*Problem details*
In the records below, find every line with the word "transfer" and copy it.

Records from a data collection
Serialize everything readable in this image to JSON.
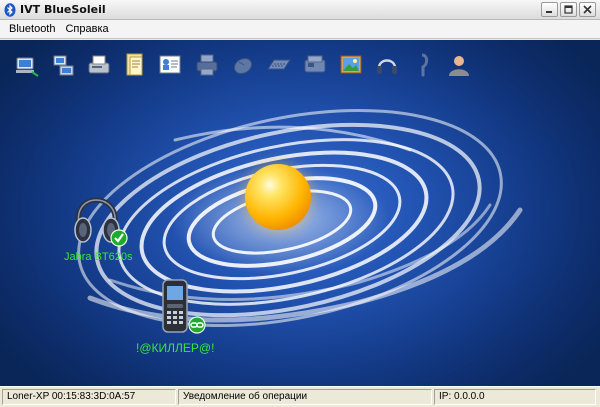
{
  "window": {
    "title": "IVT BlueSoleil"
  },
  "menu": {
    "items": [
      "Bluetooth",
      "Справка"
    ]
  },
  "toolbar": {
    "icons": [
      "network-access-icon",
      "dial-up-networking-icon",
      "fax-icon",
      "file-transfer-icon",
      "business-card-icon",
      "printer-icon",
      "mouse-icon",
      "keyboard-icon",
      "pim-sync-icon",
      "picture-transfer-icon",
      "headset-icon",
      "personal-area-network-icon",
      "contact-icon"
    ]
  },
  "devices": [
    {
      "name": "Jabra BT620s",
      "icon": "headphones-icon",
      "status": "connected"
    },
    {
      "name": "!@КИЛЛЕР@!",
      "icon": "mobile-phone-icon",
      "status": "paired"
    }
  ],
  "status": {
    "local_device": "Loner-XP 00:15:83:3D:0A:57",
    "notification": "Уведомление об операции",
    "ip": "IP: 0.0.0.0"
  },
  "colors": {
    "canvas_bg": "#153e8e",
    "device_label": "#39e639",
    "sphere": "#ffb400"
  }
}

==

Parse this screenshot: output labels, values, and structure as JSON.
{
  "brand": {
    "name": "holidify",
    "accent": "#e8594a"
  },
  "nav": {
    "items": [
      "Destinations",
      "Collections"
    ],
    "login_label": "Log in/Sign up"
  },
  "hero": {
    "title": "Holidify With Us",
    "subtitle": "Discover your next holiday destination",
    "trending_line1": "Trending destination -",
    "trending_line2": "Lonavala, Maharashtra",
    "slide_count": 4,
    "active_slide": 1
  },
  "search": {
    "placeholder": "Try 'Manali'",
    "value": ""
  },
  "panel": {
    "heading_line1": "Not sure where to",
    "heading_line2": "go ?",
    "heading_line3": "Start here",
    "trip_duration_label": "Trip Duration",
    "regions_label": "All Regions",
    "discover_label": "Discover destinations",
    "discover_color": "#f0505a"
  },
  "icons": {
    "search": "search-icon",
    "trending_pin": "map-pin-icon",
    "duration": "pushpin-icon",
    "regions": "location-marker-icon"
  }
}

*Finished exercise*
      "file-transfer-icon",
      "picture-transfer-icon",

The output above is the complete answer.